| WHAT YOU ARE ASKED TO DO |
Nothing but a number should be given: the count of lines in the listing that include "this".
=====
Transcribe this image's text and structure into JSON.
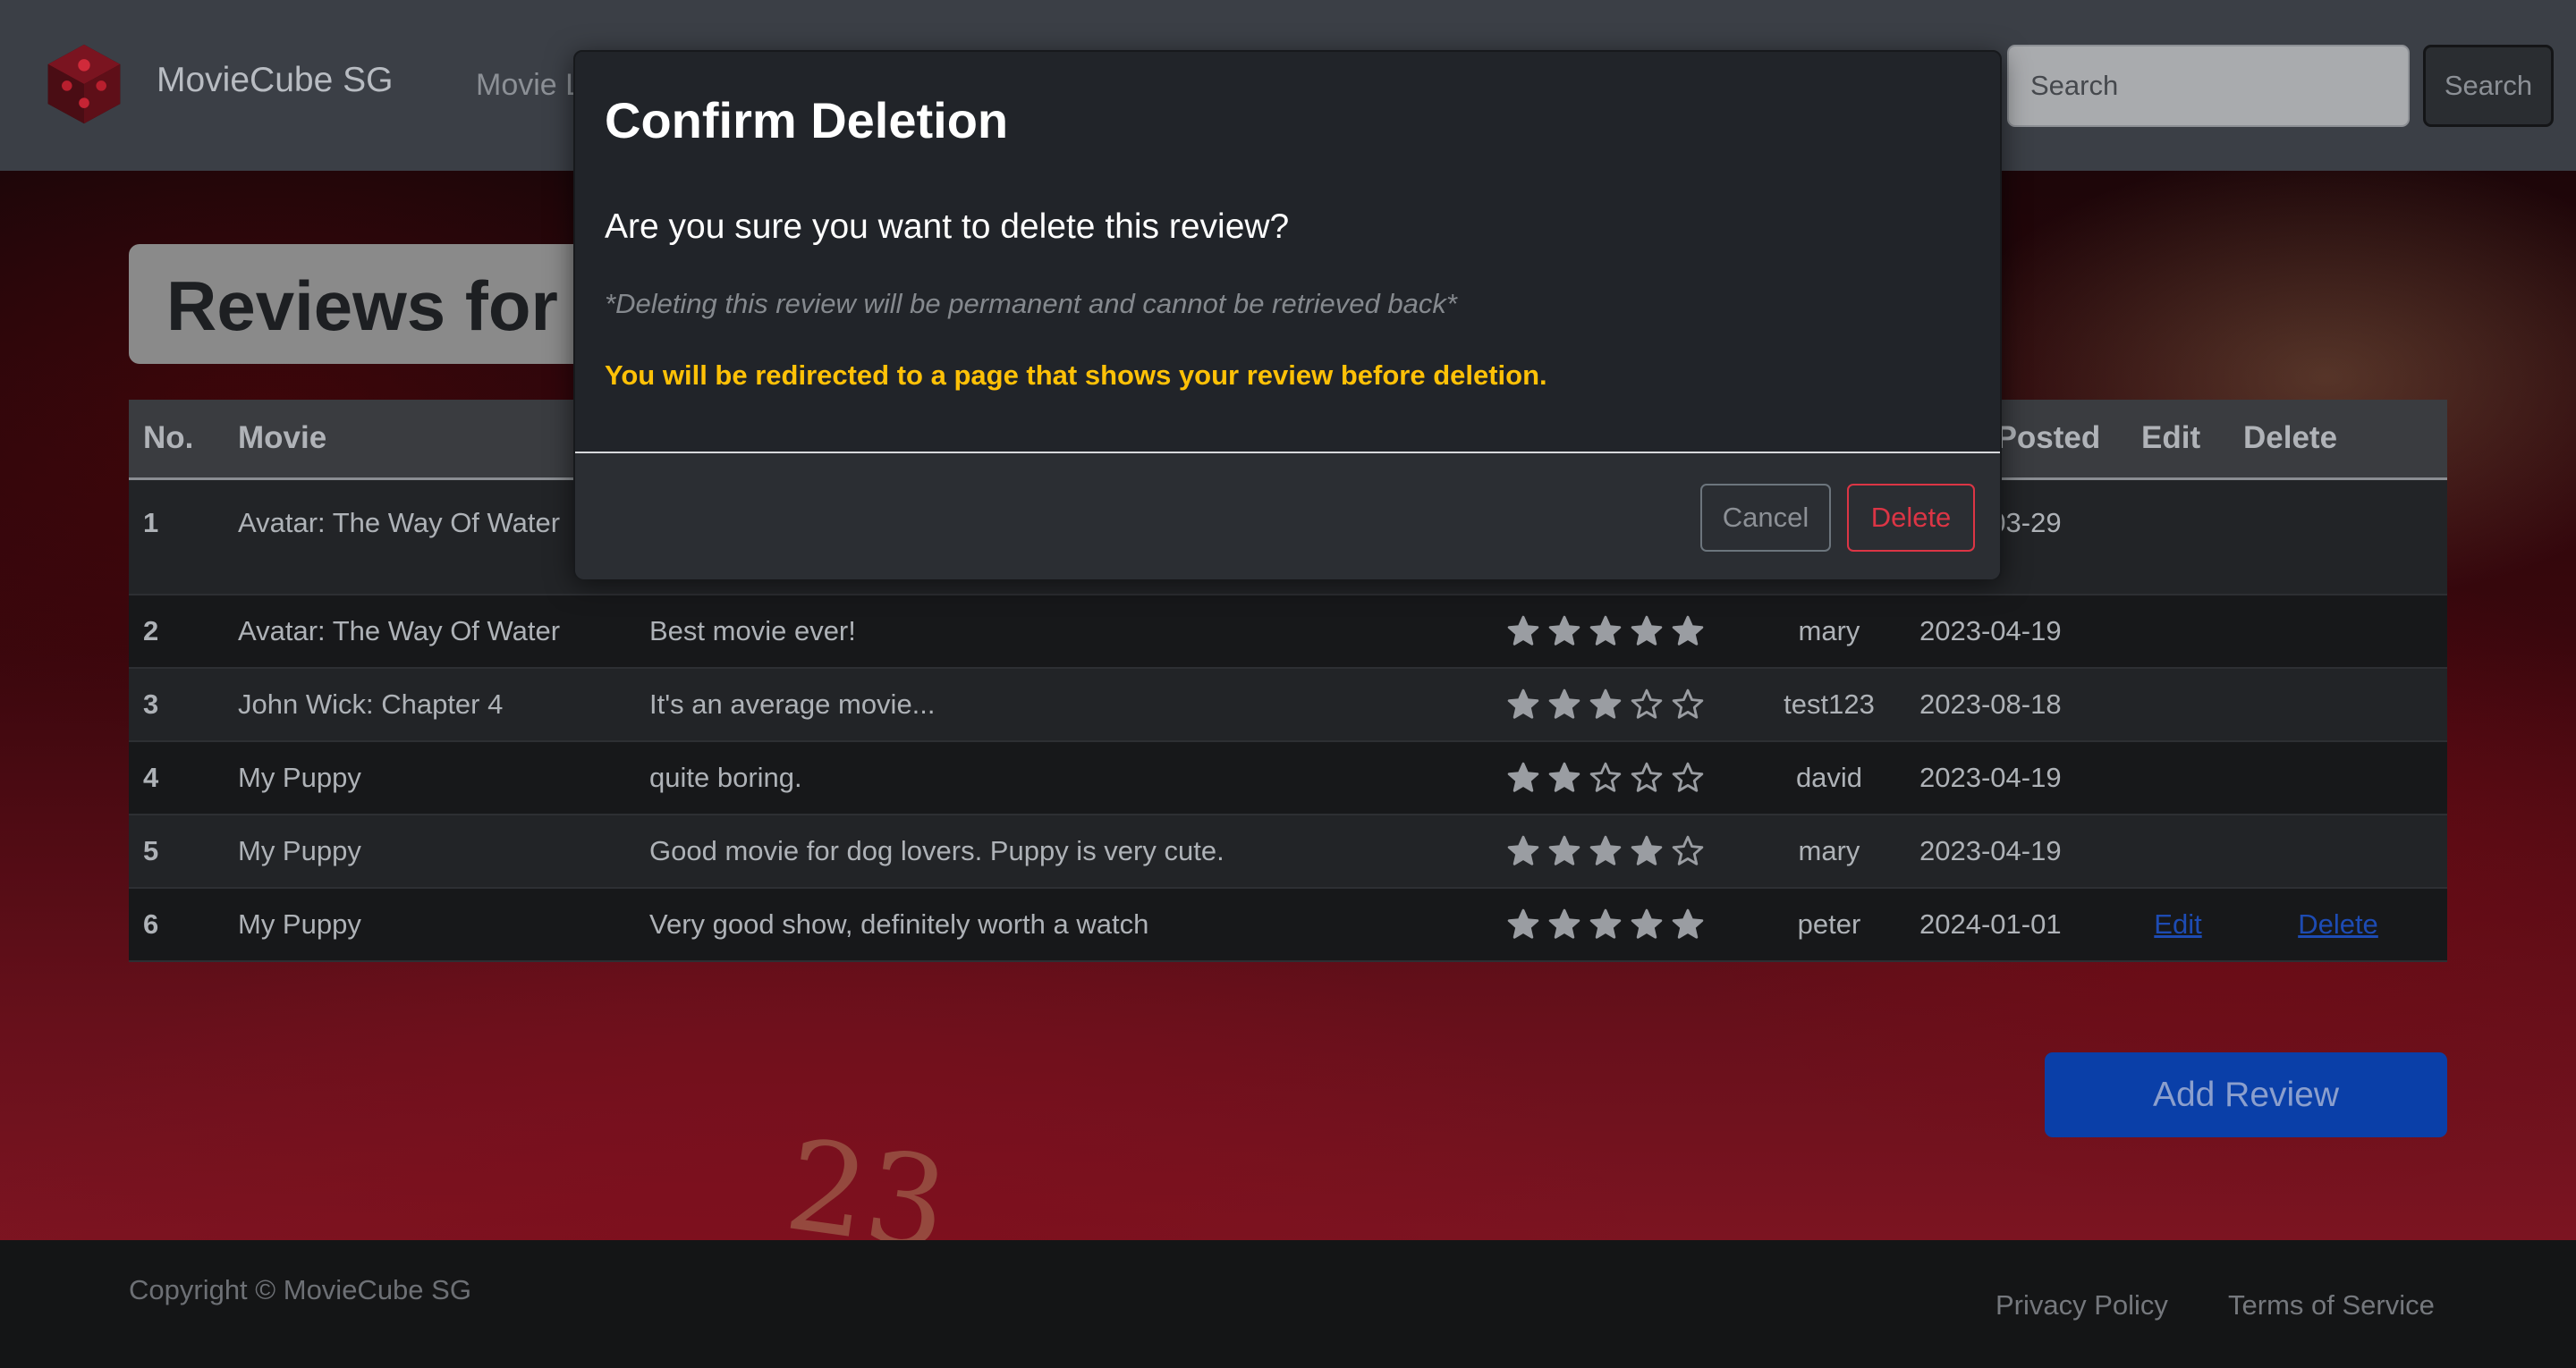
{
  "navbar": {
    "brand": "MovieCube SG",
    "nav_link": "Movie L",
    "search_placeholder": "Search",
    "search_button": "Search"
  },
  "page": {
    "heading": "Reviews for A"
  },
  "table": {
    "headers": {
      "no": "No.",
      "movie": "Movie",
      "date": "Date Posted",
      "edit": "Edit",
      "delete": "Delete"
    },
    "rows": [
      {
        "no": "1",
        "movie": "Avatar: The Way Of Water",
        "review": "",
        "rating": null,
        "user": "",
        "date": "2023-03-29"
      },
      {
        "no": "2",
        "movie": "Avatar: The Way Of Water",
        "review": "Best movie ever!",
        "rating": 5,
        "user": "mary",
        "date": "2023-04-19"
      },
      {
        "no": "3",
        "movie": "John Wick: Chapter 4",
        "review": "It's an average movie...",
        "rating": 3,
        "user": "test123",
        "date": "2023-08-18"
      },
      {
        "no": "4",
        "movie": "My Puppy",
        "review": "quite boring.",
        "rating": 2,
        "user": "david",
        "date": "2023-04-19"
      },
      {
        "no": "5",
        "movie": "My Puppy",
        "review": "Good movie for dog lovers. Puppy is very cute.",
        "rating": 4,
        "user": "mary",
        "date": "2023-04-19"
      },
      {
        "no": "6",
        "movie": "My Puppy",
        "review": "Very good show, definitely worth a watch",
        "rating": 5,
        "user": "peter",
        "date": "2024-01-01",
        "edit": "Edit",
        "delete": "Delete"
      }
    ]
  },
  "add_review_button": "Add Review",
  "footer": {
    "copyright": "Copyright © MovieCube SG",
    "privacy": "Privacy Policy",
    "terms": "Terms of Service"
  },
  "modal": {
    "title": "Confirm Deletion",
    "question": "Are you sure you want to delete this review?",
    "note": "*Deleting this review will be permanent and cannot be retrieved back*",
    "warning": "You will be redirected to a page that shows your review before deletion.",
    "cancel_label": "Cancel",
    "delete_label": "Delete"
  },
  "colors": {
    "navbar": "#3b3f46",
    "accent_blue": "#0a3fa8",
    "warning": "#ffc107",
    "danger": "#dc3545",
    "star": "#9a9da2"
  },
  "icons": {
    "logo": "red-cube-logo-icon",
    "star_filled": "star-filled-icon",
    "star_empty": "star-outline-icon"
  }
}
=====
| RESULT BELOW |
3